But this shaggy little film is not without its fascination. Although no one would admit it at the time of its release, "Loser" is a rather transparent tracing-over of Billy Wiilder's "The Apartment." The similarities are striking and to writer-director Heckerling's credit, she pulls off the conceit in an amazingly clever way.

The skeletal plots are identical: Nerdy guy has a crush on a woman who likes him but who, in turn, has a crush on an authority figure who's taking advantage of her. In "The Apartment," these characters are played, respectively, by Jack Lemmon, Shirley MacLaine and Fred MacMurray.

In "Loser," their counterparts are Jason Biggs, Mena Suvari and Greg Kinnear. Wilder's film takes place within the confines of an insurance company; Heckerling's on a college campus.

Beyond its basic plotline, there are several scenes in "Loser" that echo Wilder's film:

(1) In "The Apartment," Shirley MacLaine stands up Jack Lemmon at a performance of "The Music Man." In "Loser," Jason Biggs is stood up by Suvari at a rock concert.

(2) In "The Apartment," a good doctor pumps a suicidal MacLaine's stomach and gives a warning to Lemmon, who pretends to be her boyfriend.
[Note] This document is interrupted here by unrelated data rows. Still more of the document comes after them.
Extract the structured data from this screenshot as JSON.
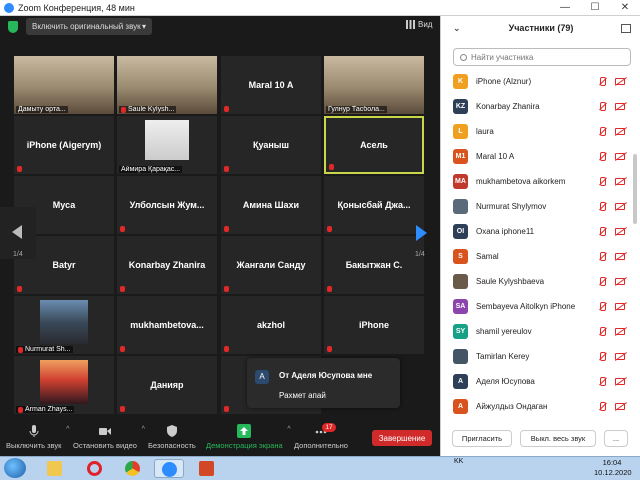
{
  "window": {
    "title": "Zoom Конференция, 48 мин",
    "minimize": "—",
    "maximize": "☐",
    "close": "✕"
  },
  "top_toolbar": {
    "original_sound": "Включить оригинальный звук",
    "view": "Вид"
  },
  "gallery": {
    "page_left": "1/4",
    "page_right": "1/4",
    "tiles": [
      {
        "label": "Дамыту орта...",
        "kind": "video",
        "muted": false
      },
      {
        "label": "Saule Kylysh...",
        "kind": "video",
        "muted": true
      },
      {
        "label": "Maral 10 A",
        "kind": "name",
        "muted": true
      },
      {
        "label": "Гулнур Тасбола...",
        "kind": "video",
        "muted": false
      },
      {
        "label": "iPhone (Aigerym)",
        "kind": "name",
        "muted": true
      },
      {
        "label": "Аймира Қарақас...",
        "kind": "avatar",
        "muted": false
      },
      {
        "label": "Қуаныш",
        "kind": "name",
        "muted": true
      },
      {
        "label": "Асель",
        "kind": "name",
        "muted": true,
        "active": true
      },
      {
        "label": "Муса",
        "kind": "name",
        "muted": true
      },
      {
        "label": "Улболсын  Жум...",
        "kind": "name",
        "muted": true
      },
      {
        "label": "Амина Шахи",
        "kind": "name",
        "muted": true
      },
      {
        "label": "Қонысбай  Джа...",
        "kind": "name",
        "muted": true
      },
      {
        "label": "Batyr",
        "kind": "name",
        "muted": true
      },
      {
        "label": "Konarbay Zhanira",
        "kind": "name",
        "muted": true
      },
      {
        "label": "Жангали Санду",
        "kind": "name",
        "muted": true
      },
      {
        "label": "Бакытжан С.",
        "kind": "name",
        "muted": true
      },
      {
        "label": "Nurmurat Sh...",
        "kind": "photo",
        "muted": true
      },
      {
        "label": "mukhambetova...",
        "kind": "name",
        "muted": true
      },
      {
        "label": "akzhol",
        "kind": "name",
        "muted": true
      },
      {
        "label": "iPhone",
        "kind": "name",
        "muted": true
      },
      {
        "label": "Arman Zhays...",
        "kind": "sunset",
        "muted": true
      },
      {
        "label": "Данияр",
        "kind": "name",
        "muted": true
      },
      {
        "label": "А",
        "kind": "name",
        "muted": true
      }
    ]
  },
  "chat_popup": {
    "avatar": "A",
    "from": "От Аделя Юсупова мне",
    "message": "Рахмет апай"
  },
  "bottom_toolbar": {
    "mute": "Выключить звук",
    "video": "Остановить видео",
    "security": "Безопасность",
    "share": "Демонстрация экрана",
    "more": "Дополнительно",
    "more_badge": "17",
    "end": "Завершение"
  },
  "participants_panel": {
    "title": "Участники (79)",
    "search_placeholder": "Найти участника",
    "invite": "Пригласить",
    "mute_all": "Выкл. весь звук",
    "more": "...",
    "items": [
      {
        "initials": "K",
        "name": "iPhone (Alznur)",
        "color": "#f0a020"
      },
      {
        "initials": "KZ",
        "name": "Konarbay Zhanira",
        "color": "#2e4057"
      },
      {
        "initials": "L",
        "name": "laura",
        "color": "#f0a020"
      },
      {
        "initials": "M1",
        "name": "Maral 10 A",
        "color": "#d9531e"
      },
      {
        "initials": "MA",
        "name": "mukhambetova aikorkem",
        "color": "#c0392b"
      },
      {
        "initials": "",
        "name": "Nurmurat Shylymov",
        "color": "#5a6a7a"
      },
      {
        "initials": "OI",
        "name": "Oxana iphone11",
        "color": "#2e4057"
      },
      {
        "initials": "S",
        "name": "Samal",
        "color": "#d9531e"
      },
      {
        "initials": "",
        "name": "Saule Kylyshbaeva",
        "color": "#6a5a4a"
      },
      {
        "initials": "SA",
        "name": "Sembayeva Aitolkyn iPhone",
        "color": "#8e44ad"
      },
      {
        "initials": "SY",
        "name": "shamil yereulov",
        "color": "#16a085"
      },
      {
        "initials": "",
        "name": "Tamirlan Kerey",
        "color": "#445566"
      },
      {
        "initials": "A",
        "name": "Аделя Юсупова",
        "color": "#2e4057"
      },
      {
        "initials": "A",
        "name": "Айжулдыз Ондаган",
        "color": "#d9531e"
      }
    ]
  },
  "taskbar": {
    "lang": "KK",
    "time": "16:04",
    "date": "10.12.2020"
  }
}
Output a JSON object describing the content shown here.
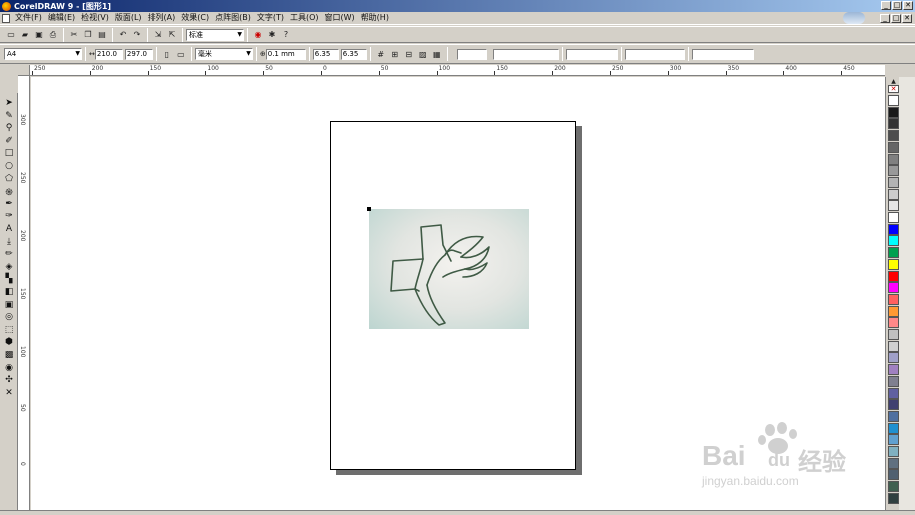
{
  "window": {
    "title": "CorelDRAW 9 - [图形1]",
    "controls": [
      "_",
      "□",
      "✕"
    ]
  },
  "menu": {
    "items": [
      "文件(F)",
      "编辑(E)",
      "检视(V)",
      "版面(L)",
      "排列(A)",
      "效果(C)",
      "点阵图(B)",
      "文字(T)",
      "工具(O)",
      "窗口(W)",
      "帮助(H)"
    ],
    "doc_controls": [
      "_",
      "□",
      "✕"
    ]
  },
  "standard_toolbar": {
    "zoom_value": "标准",
    "zoom_placeholder": ""
  },
  "property_bar": {
    "paper_size": "A4",
    "width_value": "210.0",
    "height_value": "297.0",
    "units": "毫米",
    "nudge": "0.1 mm",
    "dup_x": "6.35",
    "dup_y": "6.35"
  },
  "ruler": {
    "top_labels": [
      "250",
      "200",
      "150",
      "100",
      "50",
      "0",
      "50",
      "100",
      "150",
      "200",
      "250",
      "300",
      "350",
      "400",
      "450"
    ],
    "left_labels": [
      "300",
      "250",
      "200",
      "150",
      "100",
      "50",
      "0"
    ]
  },
  "tools": [
    "pick-tool",
    "shape-tool",
    "zoom-tool",
    "freehand-tool",
    "rectangle-tool",
    "ellipse-tool",
    "polygon-tool",
    "spiral-tool",
    "bezier-tool",
    "artistic-media-tool",
    "text-tool",
    "eyedropper-tool",
    "outline-tool",
    "fill-tool",
    "interactive-fill-tool",
    "transparency-tool",
    "blend-tool",
    "contour-tool",
    "envelope-tool",
    "extrude-tool",
    "shadow-tool",
    "lens-tool",
    "color-tool",
    "x-tool"
  ],
  "palette": [
    "#ffffff",
    "#1a1a1a",
    "#333333",
    "#4d4d4d",
    "#666666",
    "#808080",
    "#999999",
    "#b3b3b3",
    "#cccccc",
    "#e6e6e6",
    "#ffffff",
    "#0000ff",
    "#00ffff",
    "#00a050",
    "#ffff00",
    "#ff0000",
    "#ff00ff",
    "#ff6060",
    "#ff9933",
    "#ff8888",
    "#c0c0c0",
    "#d0d0d0",
    "#a0a0c8",
    "#a080c0",
    "#808090",
    "#6060a0",
    "#404070",
    "#5070a0",
    "#2090d0",
    "#60a0d0",
    "#80b0c0",
    "#607080",
    "#506070",
    "#406050",
    "#304040"
  ],
  "watermark": {
    "brand": "Bai",
    "brand2": "du",
    "cn": "经验",
    "url": "jingyan.baidu.com"
  }
}
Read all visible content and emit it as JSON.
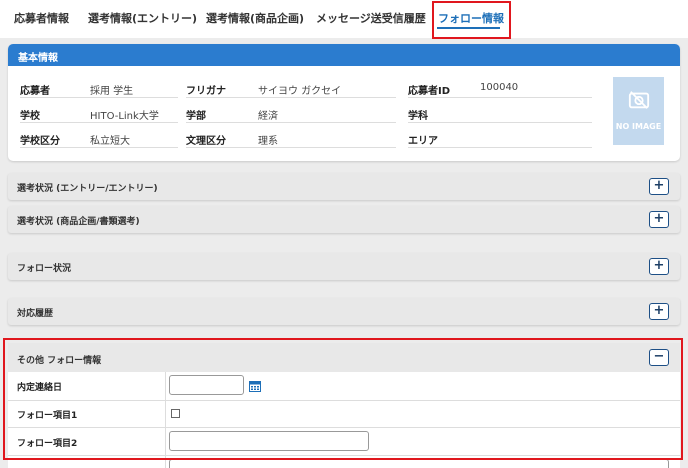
{
  "tabs": [
    {
      "label": "応募者情報"
    },
    {
      "label": "選考情報(エントリー)"
    },
    {
      "label": "選考情報(商品企画)"
    },
    {
      "label": "メッセージ送受信履歴"
    },
    {
      "label": "フォロー情報"
    }
  ],
  "basic_info": {
    "title": "基本情報",
    "fields": {
      "applicant_label": "応募者",
      "applicant_value": "採用 学生",
      "furigana_label": "フリガナ",
      "furigana_value": "サイヨウ ガクセイ",
      "id_label": "応募者ID",
      "id_value": "100040",
      "school_label": "学校",
      "school_value": "HITO-Link大学",
      "faculty_label": "学部",
      "faculty_value": "経済",
      "department_label": "学科",
      "department_value": "",
      "school_type_label": "学校区分",
      "school_type_value": "私立短大",
      "track_label": "文理区分",
      "track_value": "理系",
      "area_label": "エリア",
      "area_value": ""
    },
    "no_image": "NO IMAGE"
  },
  "accordions": [
    {
      "title": "選考状況 (エントリー/エントリー)",
      "btn": "+"
    },
    {
      "title": "選考状況 (商品企画/書類選考)",
      "btn": "+"
    },
    {
      "title": "フォロー状況",
      "btn": "+"
    },
    {
      "title": "対応履歴",
      "btn": "+"
    }
  ],
  "other_follow": {
    "title": "その他 フォロー情報",
    "btn": "−",
    "rows": [
      {
        "label": "内定連絡日"
      },
      {
        "label": "フォロー項目1"
      },
      {
        "label": "フォロー項目2"
      }
    ]
  },
  "colors": {
    "accent": "#2b7ccf",
    "highlight": "#e0171e"
  }
}
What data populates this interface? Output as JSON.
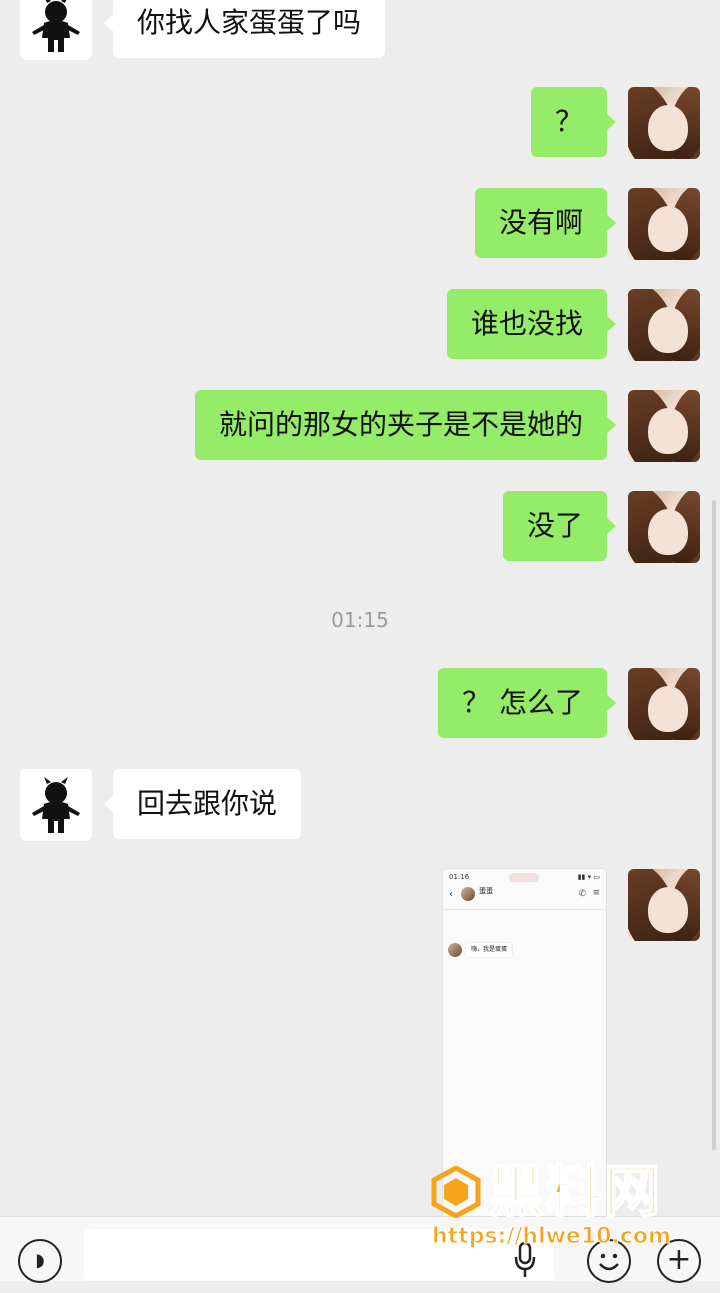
{
  "messages": [
    {
      "side": "left",
      "text": "你找人家蛋蛋了吗"
    },
    {
      "side": "right",
      "text": "？"
    },
    {
      "side": "right",
      "text": "没有啊"
    },
    {
      "side": "right",
      "text": "谁也没找"
    },
    {
      "side": "right",
      "text": "就问的那女的夹子是不是她的"
    },
    {
      "side": "right",
      "text": "没了"
    },
    {
      "side": "right",
      "text": "？ 怎么了"
    },
    {
      "side": "left",
      "text": "回去跟你说"
    }
  ],
  "timestamp": "01:15",
  "screenshot_preview": {
    "status_time": "01:16",
    "status_icons": "▮▮ ▾ ▭",
    "contact_name": "蛋蛋",
    "contact_sub": "",
    "time1": "",
    "time2": "",
    "message": "嗨，我是蛋蛋",
    "time3": "",
    "note": ""
  },
  "watermark": {
    "name": "黑料网",
    "url": "https://hlwe10.com"
  },
  "input": {
    "placeholder": ""
  },
  "colors": {
    "background": "#ededed",
    "bubble_right": "#95ec69",
    "bubble_left": "#ffffff",
    "watermark": "#f5a41b"
  }
}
In "Loser," a good doctor pumps a suicidal Suvari's stomach and gives a warning to Biggs who pretends to be Suvari's boyfriend.

(3) In "The Apartment," Lemmon's unsavory superiors party at his place and he has to clean up afterwards. In "Loser," Bigg's unsavory roommates party at his place and he has to clean up afterwards.

(4) In "The Apartment," MacLaine stays at Lemmon's place to recuperate and he offers to cook for her. In "Loser," Suvari stays at Biggs' place and he offers to cook for her.

(5) At the conclusion of "The Apartment," Fred MacMurray complains to MacLaine how Lemmon "threw that big, fat promotion in my face." At the conclusion of "Loser," Greg Kinnear complains how Biggs' threw a big "A grade" back in his face.

(6) Both films end with the heroine finally wising up and rushing back to the hero's apartment/animal hospital quarters for a happy ending.

At the time of the film's release, Heckerling, who happened to adapt Jane Austen's "Emma," with tremendous success, into 1995's "Clueless," was quoted as saying that the similarities were coincidental.


And perhaps Wilder, who was still alive at the time, gave his blessing. After all, he was something of a mentor to Heckerling, having signed her application for membership in the Directors Guild of America.

Bottom line: There's absolutely nothing wrong with paying homage. It happens all the time in movies. Anyway, "Loser," whose title unfortunately proved to be prophetic at the box office, clearly deserves a second look - and perhaps in tandem with - back-to-back with - "The Apartment."